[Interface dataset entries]
§
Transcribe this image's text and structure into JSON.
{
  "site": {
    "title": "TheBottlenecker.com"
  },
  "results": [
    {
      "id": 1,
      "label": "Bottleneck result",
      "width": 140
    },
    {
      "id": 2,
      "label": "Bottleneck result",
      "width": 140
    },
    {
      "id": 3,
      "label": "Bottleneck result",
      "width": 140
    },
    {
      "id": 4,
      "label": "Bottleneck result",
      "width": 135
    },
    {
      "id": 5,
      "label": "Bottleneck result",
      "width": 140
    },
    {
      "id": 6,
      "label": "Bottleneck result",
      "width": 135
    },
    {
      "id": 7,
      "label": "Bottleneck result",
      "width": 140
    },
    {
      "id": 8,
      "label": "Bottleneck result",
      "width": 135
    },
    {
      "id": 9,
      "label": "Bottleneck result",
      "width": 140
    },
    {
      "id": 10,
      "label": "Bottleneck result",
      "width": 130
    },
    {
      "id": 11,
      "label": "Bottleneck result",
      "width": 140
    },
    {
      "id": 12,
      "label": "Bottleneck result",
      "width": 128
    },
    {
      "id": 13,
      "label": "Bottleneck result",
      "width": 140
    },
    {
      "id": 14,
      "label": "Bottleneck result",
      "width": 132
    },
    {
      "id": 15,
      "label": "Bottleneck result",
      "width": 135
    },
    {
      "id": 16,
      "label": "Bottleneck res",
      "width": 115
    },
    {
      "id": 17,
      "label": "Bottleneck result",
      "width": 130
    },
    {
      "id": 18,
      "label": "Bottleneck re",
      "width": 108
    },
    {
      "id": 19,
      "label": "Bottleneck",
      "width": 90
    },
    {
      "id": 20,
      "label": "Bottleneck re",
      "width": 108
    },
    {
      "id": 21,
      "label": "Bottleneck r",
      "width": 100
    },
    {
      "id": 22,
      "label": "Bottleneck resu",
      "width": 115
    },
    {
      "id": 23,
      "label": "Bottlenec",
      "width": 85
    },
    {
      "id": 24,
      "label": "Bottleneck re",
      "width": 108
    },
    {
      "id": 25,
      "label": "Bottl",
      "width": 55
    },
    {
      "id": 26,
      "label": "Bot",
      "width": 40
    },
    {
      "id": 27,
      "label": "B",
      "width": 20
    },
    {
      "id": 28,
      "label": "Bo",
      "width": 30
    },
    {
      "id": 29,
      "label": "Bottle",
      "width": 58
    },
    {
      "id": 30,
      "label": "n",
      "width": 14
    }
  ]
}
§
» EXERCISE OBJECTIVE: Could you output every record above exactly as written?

» WRITTEN REPLY:
Transcribe this image's text and structure into JSON.
{
  "site": {
    "title": "TheBottlenecker.com"
  },
  "results": [
    {
      "id": 1,
      "label": "Bottleneck result",
      "width": 140
    },
    {
      "id": 2,
      "label": "Bottleneck result",
      "width": 140
    },
    {
      "id": 3,
      "label": "Bottleneck result",
      "width": 140
    },
    {
      "id": 4,
      "label": "Bottleneck result",
      "width": 135
    },
    {
      "id": 5,
      "label": "Bottleneck result",
      "width": 140
    },
    {
      "id": 6,
      "label": "Bottleneck result",
      "width": 135
    },
    {
      "id": 7,
      "label": "Bottleneck result",
      "width": 140
    },
    {
      "id": 8,
      "label": "Bottleneck result",
      "width": 135
    },
    {
      "id": 9,
      "label": "Bottleneck result",
      "width": 140
    },
    {
      "id": 10,
      "label": "Bottleneck result",
      "width": 130
    },
    {
      "id": 11,
      "label": "Bottleneck result",
      "width": 140
    },
    {
      "id": 12,
      "label": "Bottleneck result",
      "width": 128
    },
    {
      "id": 13,
      "label": "Bottleneck result",
      "width": 140
    },
    {
      "id": 14,
      "label": "Bottleneck result",
      "width": 132
    },
    {
      "id": 15,
      "label": "Bottleneck result",
      "width": 135
    },
    {
      "id": 16,
      "label": "Bottleneck res",
      "width": 115
    },
    {
      "id": 17,
      "label": "Bottleneck result",
      "width": 130
    },
    {
      "id": 18,
      "label": "Bottleneck re",
      "width": 108
    },
    {
      "id": 19,
      "label": "Bottleneck",
      "width": 90
    },
    {
      "id": 20,
      "label": "Bottleneck re",
      "width": 108
    },
    {
      "id": 21,
      "label": "Bottleneck r",
      "width": 100
    },
    {
      "id": 22,
      "label": "Bottleneck resu",
      "width": 115
    },
    {
      "id": 23,
      "label": "Bottlenec",
      "width": 85
    },
    {
      "id": 24,
      "label": "Bottleneck re",
      "width": 108
    },
    {
      "id": 25,
      "label": "Bottl",
      "width": 55
    },
    {
      "id": 26,
      "label": "Bot",
      "width": 40
    },
    {
      "id": 27,
      "label": "B",
      "width": 20
    },
    {
      "id": 28,
      "label": "Bo",
      "width": 30
    },
    {
      "id": 29,
      "label": "Bottle",
      "width": 58
    },
    {
      "id": 30,
      "label": "n",
      "width": 14
    }
  ]
}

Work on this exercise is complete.